[Stored items from a collection]
%%

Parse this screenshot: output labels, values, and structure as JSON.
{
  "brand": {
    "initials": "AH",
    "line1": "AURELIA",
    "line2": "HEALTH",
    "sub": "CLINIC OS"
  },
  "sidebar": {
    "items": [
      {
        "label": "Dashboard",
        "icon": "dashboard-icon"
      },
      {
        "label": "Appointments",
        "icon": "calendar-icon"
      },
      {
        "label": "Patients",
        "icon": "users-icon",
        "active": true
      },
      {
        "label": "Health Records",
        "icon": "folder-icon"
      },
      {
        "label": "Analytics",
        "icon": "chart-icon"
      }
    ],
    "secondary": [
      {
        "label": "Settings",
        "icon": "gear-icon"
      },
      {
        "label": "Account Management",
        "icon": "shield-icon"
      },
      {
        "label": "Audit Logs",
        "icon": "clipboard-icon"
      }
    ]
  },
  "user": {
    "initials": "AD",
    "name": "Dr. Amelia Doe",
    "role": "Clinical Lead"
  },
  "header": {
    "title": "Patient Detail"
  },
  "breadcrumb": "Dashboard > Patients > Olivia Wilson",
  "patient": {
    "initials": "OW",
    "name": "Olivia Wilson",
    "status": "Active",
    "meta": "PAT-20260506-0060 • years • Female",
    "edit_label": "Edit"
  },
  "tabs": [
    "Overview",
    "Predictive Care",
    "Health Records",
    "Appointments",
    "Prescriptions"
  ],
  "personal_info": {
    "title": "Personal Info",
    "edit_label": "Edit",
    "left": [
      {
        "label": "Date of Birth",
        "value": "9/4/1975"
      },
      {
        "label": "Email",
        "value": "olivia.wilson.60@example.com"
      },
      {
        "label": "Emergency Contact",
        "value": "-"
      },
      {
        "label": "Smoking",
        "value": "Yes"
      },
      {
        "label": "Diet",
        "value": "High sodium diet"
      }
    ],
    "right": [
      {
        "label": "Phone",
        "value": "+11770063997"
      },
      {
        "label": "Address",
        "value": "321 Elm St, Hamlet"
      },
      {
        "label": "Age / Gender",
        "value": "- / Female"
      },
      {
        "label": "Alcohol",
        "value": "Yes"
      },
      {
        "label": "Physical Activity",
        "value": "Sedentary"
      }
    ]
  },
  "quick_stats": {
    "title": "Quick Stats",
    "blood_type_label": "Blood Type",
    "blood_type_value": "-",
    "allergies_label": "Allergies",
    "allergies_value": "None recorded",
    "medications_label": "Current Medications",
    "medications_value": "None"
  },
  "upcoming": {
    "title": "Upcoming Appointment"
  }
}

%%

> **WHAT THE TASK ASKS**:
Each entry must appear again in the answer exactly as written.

> **EXPECTED OUTPUT**:
Parse this screenshot: output labels, values, and structure as JSON.
{
  "brand": {
    "initials": "AH",
    "line1": "AURELIA",
    "line2": "HEALTH",
    "sub": "CLINIC OS"
  },
  "sidebar": {
    "items": [
      {
        "label": "Dashboard",
        "icon": "dashboard-icon"
      },
      {
        "label": "Appointments",
        "icon": "calendar-icon"
      },
      {
        "label": "Patients",
        "icon": "users-icon",
        "active": true
      },
      {
        "label": "Health Records",
        "icon": "folder-icon"
      },
      {
        "label": "Analytics",
        "icon": "chart-icon"
      }
    ],
    "secondary": [
      {
        "label": "Settings",
        "icon": "gear-icon"
      },
      {
        "label": "Account Management",
        "icon": "shield-icon"
      },
      {
        "label": "Audit Logs",
        "icon": "clipboard-icon"
      }
    ]
  },
  "user": {
    "initials": "AD",
    "name": "Dr. Amelia Doe",
    "role": "Clinical Lead"
  },
  "header": {
    "title": "Patient Detail"
  },
  "breadcrumb": "Dashboard > Patients > Olivia Wilson",
  "patient": {
    "initials": "OW",
    "name": "Olivia Wilson",
    "status": "Active",
    "meta": "PAT-20260506-0060 • years • Female",
    "edit_label": "Edit"
  },
  "tabs": [
    "Overview",
    "Predictive Care",
    "Health Records",
    "Appointments",
    "Prescriptions"
  ],
  "personal_info": {
    "title": "Personal Info",
    "edit_label": "Edit",
    "left": [
      {
        "label": "Date of Birth",
        "value": "9/4/1975"
      },
      {
        "label": "Email",
        "value": "olivia.wilson.60@example.com"
      },
      {
        "label": "Emergency Contact",
        "value": "-"
      },
      {
        "label": "Smoking",
        "value": "Yes"
      },
      {
        "label": "Diet",
        "value": "High sodium diet"
      }
    ],
    "right": [
      {
        "label": "Phone",
        "value": "+11770063997"
      },
      {
        "label": "Address",
        "value": "321 Elm St, Hamlet"
      },
      {
        "label": "Age / Gender",
        "value": "- / Female"
      },
      {
        "label": "Alcohol",
        "value": "Yes"
      },
      {
        "label": "Physical Activity",
        "value": "Sedentary"
      }
    ]
  },
  "quick_stats": {
    "title": "Quick Stats",
    "blood_type_label": "Blood Type",
    "blood_type_value": "-",
    "allergies_label": "Allergies",
    "allergies_value": "None recorded",
    "medications_label": "Current Medications",
    "medications_value": "None"
  },
  "upcoming": {
    "title": "Upcoming Appointment"
  }
}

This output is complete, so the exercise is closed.